Segment Start: RECORDS SHOWN

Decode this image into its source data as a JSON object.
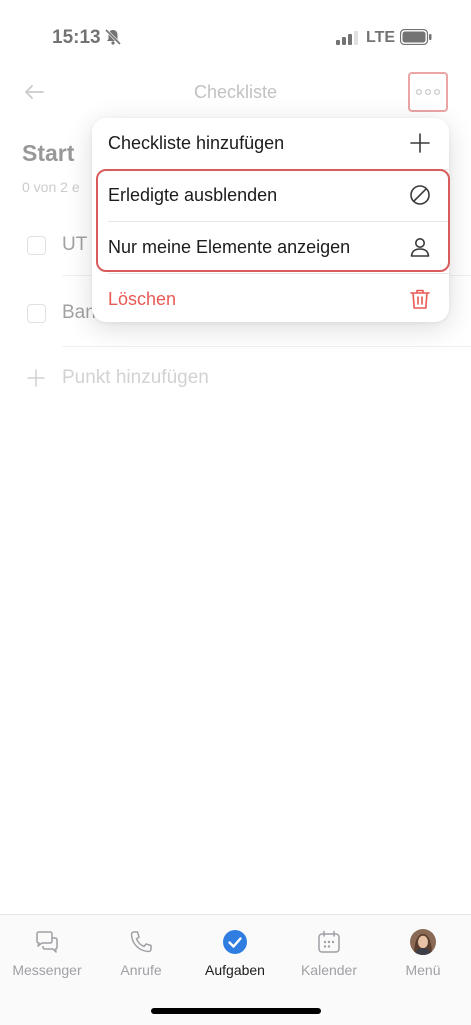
{
  "status": {
    "time": "15:13",
    "network": "LTE"
  },
  "nav": {
    "title": "Checkliste"
  },
  "list": {
    "title": "Start",
    "subtitle": "0 von 2 e",
    "items": [
      {
        "label": "UT"
      },
      {
        "label": "Ban"
      }
    ],
    "add_label": "Punkt hinzufügen"
  },
  "menu": {
    "items": [
      {
        "label": "Checkliste hinzufügen",
        "icon": "plus-icon"
      },
      {
        "label": "Erledigte ausblenden",
        "icon": "hide-completed-icon"
      },
      {
        "label": "Nur meine Elemente anzeigen",
        "icon": "person-icon"
      },
      {
        "label": "Löschen",
        "icon": "trash-icon"
      }
    ]
  },
  "tabs": [
    {
      "label": "Messenger",
      "icon": "chat-icon"
    },
    {
      "label": "Anrufe",
      "icon": "phone-icon"
    },
    {
      "label": "Aufgaben",
      "icon": "tasks-check-icon",
      "active": true
    },
    {
      "label": "Kalender",
      "icon": "calendar-icon"
    },
    {
      "label": "Menü",
      "icon": "avatar-icon"
    }
  ],
  "colors": {
    "accent": "#2f7de1",
    "danger": "#e85a54",
    "highlight": "#d95c5c"
  }
}
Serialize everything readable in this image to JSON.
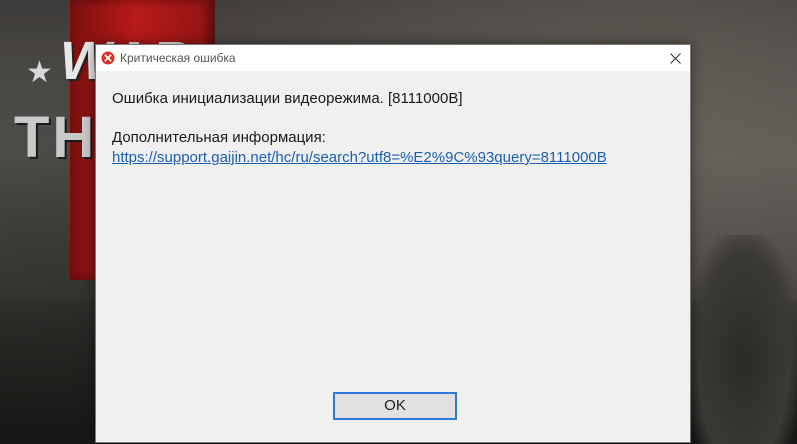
{
  "background": {
    "logo_top": "WAR",
    "logo_bottom": "THU"
  },
  "dialog": {
    "title": "Критическая ошибка",
    "title_icon": "error-icon",
    "close_icon": "close-icon",
    "message": "Ошибка инициализации видеорежима. [8111000B]",
    "info_label": "Дополнительная информация:",
    "info_link": "https://support.gaijin.net/hc/ru/search?utf8=%E2%9C%93query=8111000B",
    "ok_label": "OK"
  },
  "colors": {
    "error_red": "#d9322b",
    "link_blue": "#1a5fb4",
    "focus_blue": "#2f7ad6"
  }
}
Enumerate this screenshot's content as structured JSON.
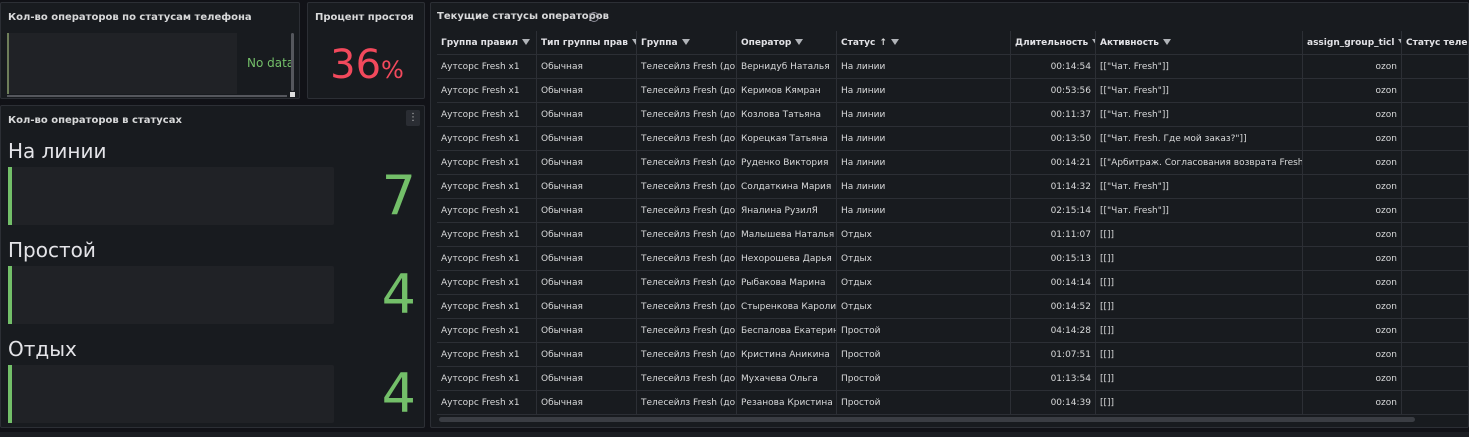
{
  "panels": {
    "phone_status": {
      "title": "Кол-во операторов по статусам телефона",
      "empty_text": "No data"
    },
    "idle_percent": {
      "title": "Процент простоя",
      "value": "36",
      "unit": "%"
    },
    "operators_in_status": {
      "title": "Кол-во операторов в статусах",
      "menu_icon": "kebab-icon",
      "items": [
        {
          "label": "На линии",
          "value": "7"
        },
        {
          "label": "Простой",
          "value": "4"
        },
        {
          "label": "Отдых",
          "value": "4"
        }
      ]
    },
    "current_statuses": {
      "title": "Текущие статусы операторов",
      "info_icon": "info-icon",
      "columns": [
        {
          "label": "Группа правил",
          "filter": true
        },
        {
          "label": "Тип группы прав",
          "filter": true
        },
        {
          "label": "Группа",
          "filter": true
        },
        {
          "label": "Оператор",
          "filter": true
        },
        {
          "label": "Статус",
          "filter": true,
          "sort": "↑"
        },
        {
          "label": "Длительность",
          "filter": true
        },
        {
          "label": "Активность",
          "filter": true
        },
        {
          "label": "assign_group_ticl",
          "filter": true
        },
        {
          "label": "Статус теле",
          "filter": false
        }
      ],
      "rows": [
        [
          "Аутсорс Fresh x1",
          "Обычная",
          "Телесейлз Fresh (до",
          "Вернидуб Наталья",
          "На линии",
          "00:14:54",
          "[[\"Чат. Fresh\"]]",
          "ozon",
          ""
        ],
        [
          "Аутсорс Fresh x1",
          "Обычная",
          "Телесейлз Fresh (до",
          "Керимов Кямран",
          "На линии",
          "00:53:56",
          "[[\"Чат. Fresh\"]]",
          "ozon",
          ""
        ],
        [
          "Аутсорс Fresh x1",
          "Обычная",
          "Телесейлз Fresh (до",
          "Козлова Татьяна",
          "На линии",
          "00:11:37",
          "[[\"Чат. Fresh\"]]",
          "ozon",
          ""
        ],
        [
          "Аутсорс Fresh x1",
          "Обычная",
          "Телесейлз Fresh (до",
          "Корецкая Татьяна",
          "На линии",
          "00:13:50",
          "[[\"Чат. Fresh. Где мой заказ?\"]]",
          "ozon",
          ""
        ],
        [
          "Аутсорс Fresh x1",
          "Обычная",
          "Телесейлз Fresh (до",
          "Руденко Виктория",
          "На линии",
          "00:14:21",
          "[[\"Арбитраж. Согласования возврата Fresh",
          "ozon",
          ""
        ],
        [
          "Аутсорс Fresh x1",
          "Обычная",
          "Телесейлз Fresh (до",
          "Солдаткина Мария",
          "На линии",
          "01:14:32",
          "[[\"Чат. Fresh\"]]",
          "ozon",
          ""
        ],
        [
          "Аутсорс Fresh x1",
          "Обычная",
          "Телесейлз Fresh (до",
          "Яналина РузилЯ",
          "На линии",
          "02:15:14",
          "[[\"Чат. Fresh\"]]",
          "ozon",
          ""
        ],
        [
          "Аутсорс Fresh x1",
          "Обычная",
          "Телесейлз Fresh (до",
          "Малышева Наталья",
          "Отдых",
          "01:11:07",
          "[[]]",
          "ozon",
          ""
        ],
        [
          "Аутсорс Fresh x1",
          "Обычная",
          "Телесейлз Fresh (до",
          "Нехорошева Дарья",
          "Отдых",
          "00:15:13",
          "[[]]",
          "ozon",
          ""
        ],
        [
          "Аутсорс Fresh x1",
          "Обычная",
          "Телесейлз Fresh (до",
          "Рыбакова Марина",
          "Отдых",
          "00:14:14",
          "[[]]",
          "ozon",
          ""
        ],
        [
          "Аутсорс Fresh x1",
          "Обычная",
          "Телесейлз Fresh (до",
          "Стыренкова Каролин",
          "Отдых",
          "00:14:52",
          "[[]]",
          "ozon",
          ""
        ],
        [
          "Аутсорс Fresh x1",
          "Обычная",
          "Телесейлз Fresh (до",
          "Беспалова Екатерин",
          "Простой",
          "04:14:28",
          "[[]]",
          "ozon",
          ""
        ],
        [
          "Аутсорс Fresh x1",
          "Обычная",
          "Телесейлз Fresh (до",
          "Кристина Аникина",
          "Простой",
          "01:07:51",
          "[[]]",
          "ozon",
          ""
        ],
        [
          "Аутсорс Fresh x1",
          "Обычная",
          "Телесейлз Fresh (до",
          "Мухачева Ольга",
          "Простой",
          "01:13:54",
          "[[]]",
          "ozon",
          ""
        ],
        [
          "Аутсорс Fresh x1",
          "Обычная",
          "Телесейлз Fresh (до",
          "Резанова Кристина",
          "Простой",
          "00:14:39",
          "[[]]",
          "ozon",
          ""
        ]
      ]
    }
  },
  "colors": {
    "background": "#111217",
    "panel": "#181b1f",
    "green": "#73bf69",
    "red": "#f2495c"
  }
}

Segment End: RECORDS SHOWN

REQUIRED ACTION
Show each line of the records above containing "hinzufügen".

WRITTEN RESPONSE
    "add_label": "Punkt hinzufügen"
        "label": "Checkliste hinzufügen",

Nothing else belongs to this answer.